In England, the attitude of “New Labor” was once characterized [in 1998] by [Blair cabinet member] Peter Mendelson saying he was “intensely relaxed about people getting filthy rich, as long as they pay their taxes.” What do you make of that worldview … that it doesn’t hurt people at the bottom to have extremes at the top, as long as you then tax the money?

Even since he made those comments … I think there’s been a much better consciousness of the broader social costs of inequality. It’s very divisive. It creates a lot of political problems. It’s not just, you know, some sideshow. I mean, it’s a real core issue about fairness, and how people understand and identify with their society …

The other truth is that we don’t actually tax the money away. One of the big problems that we have is that we don’t have tax rates that actually … take back a significant chunk of what people at the very top make … Hedge fund managers pay a tax rate of 15 percent … No low-wage worker in the United States probably pays less than that, when you add in all the different taxes they have to pay …

There’s a big cost to the way we have things organized, because there’s a lot of oneupmanship in the CEO world, and there’s a lot of competition to get paid a little bit more … If we had taxes that made it less important to make the extra million dollars, because you knew you were going to get 90 percent of it taxed away, people might focus on other things, and do other stuff …

A lot of very, very highly paid people get “[economic] rents” — they get [paid] money they don’t need to [be paid] in order to [be willing to] do their jobs. So from a societal point of view, we’re paying the top 1 percent enormously more money than we need to in order to get them to do whatever job it is that they do, whatever socially valuable function that they think that they have …

I’m pretty sure that Bill Gates would have probably done everything that he did for, I’m just going to say, $50 million … Maybe I’m terribly, terribly wrong, and he would have only done what he did for $5 billion. But the point is that as a society, we’ve given him $50 billion, essentially. We’ve arranged a market system that has awarded him with $50 billion or more …

From a societal point of view, that’s an enormous waste.
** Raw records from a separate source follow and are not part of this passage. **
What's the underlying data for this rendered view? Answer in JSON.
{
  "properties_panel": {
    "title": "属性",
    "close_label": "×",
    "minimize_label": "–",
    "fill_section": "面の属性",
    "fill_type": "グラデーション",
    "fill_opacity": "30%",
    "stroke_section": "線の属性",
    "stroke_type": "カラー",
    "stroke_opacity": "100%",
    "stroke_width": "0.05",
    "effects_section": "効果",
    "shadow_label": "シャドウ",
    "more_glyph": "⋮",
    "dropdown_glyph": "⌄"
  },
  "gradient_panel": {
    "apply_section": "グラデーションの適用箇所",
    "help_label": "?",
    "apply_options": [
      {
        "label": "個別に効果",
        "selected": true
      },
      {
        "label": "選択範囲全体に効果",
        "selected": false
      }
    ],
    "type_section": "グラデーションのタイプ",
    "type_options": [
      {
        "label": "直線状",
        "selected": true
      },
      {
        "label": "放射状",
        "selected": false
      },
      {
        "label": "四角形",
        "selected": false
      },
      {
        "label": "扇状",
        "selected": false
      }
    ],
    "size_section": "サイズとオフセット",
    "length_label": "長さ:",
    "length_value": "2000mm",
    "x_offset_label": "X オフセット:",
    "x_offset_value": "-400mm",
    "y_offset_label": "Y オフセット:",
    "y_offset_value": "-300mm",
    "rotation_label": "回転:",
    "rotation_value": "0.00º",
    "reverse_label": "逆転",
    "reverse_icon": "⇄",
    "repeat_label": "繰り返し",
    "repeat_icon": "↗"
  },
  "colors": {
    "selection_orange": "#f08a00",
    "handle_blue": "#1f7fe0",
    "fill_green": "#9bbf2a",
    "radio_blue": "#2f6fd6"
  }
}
Because we could have gotten all the good products and services from all of the work that consumers value from Microsoft, by giving Bill Gates $45 billion less than we did. We would have all sorts of resources to invest in all sorts of other things, and we didn’t do that. So it’s a real case of inefficiency.

What would be the dream State of the Union speech on these issues?
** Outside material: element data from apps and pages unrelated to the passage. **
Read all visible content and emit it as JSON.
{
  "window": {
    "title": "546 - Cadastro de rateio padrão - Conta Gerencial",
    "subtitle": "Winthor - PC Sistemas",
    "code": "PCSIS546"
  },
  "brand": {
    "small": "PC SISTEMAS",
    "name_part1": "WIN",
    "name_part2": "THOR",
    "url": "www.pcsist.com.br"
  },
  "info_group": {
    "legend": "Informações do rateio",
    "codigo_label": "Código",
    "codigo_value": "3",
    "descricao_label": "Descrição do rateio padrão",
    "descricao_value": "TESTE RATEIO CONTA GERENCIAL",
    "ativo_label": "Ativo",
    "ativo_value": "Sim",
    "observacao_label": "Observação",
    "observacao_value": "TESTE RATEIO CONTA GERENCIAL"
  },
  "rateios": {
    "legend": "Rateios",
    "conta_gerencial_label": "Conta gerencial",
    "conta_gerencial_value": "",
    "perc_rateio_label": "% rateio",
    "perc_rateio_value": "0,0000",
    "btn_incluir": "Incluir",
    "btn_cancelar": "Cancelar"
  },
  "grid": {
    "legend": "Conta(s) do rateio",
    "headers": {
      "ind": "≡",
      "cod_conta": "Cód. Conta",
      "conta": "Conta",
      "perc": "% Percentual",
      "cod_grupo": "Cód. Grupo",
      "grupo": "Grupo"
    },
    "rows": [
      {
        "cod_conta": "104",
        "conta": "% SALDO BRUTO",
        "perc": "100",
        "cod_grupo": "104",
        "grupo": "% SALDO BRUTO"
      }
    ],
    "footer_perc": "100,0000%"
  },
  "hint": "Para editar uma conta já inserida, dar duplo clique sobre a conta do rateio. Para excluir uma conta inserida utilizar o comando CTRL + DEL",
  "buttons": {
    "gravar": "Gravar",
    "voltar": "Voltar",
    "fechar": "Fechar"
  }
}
One that recognizes the political constraints that are operating on the president and on progressive forces … but would spell out an alternative story to why we’re in the mess we’re in, and an alternative set of solutions …

Instead of focusing on how kind of abstract forces of technology, and you know, abstract forces of globalization are dragging down the American workforce, and creating all sorts of inequality, it would focus instead on how, you know, very clear politics, and very clear policy decisions are undermining the bargaining power of workers at the middle and the bottom.

And that is the cause of economic inequality. And that the solutions involve restructuring the economy in ways that give power to workers at the middle and the bottom …

It tells us a different story about why we’re in the circumstances we’re in, and gives us a set of recipes that are focused on the present, and on dealing with economic inequality in the present, as a way toward improving economic mobility and economic opportunity. Rather than offering us, you know, the opportunity to change things 15 or 20 years down the line if all goes well.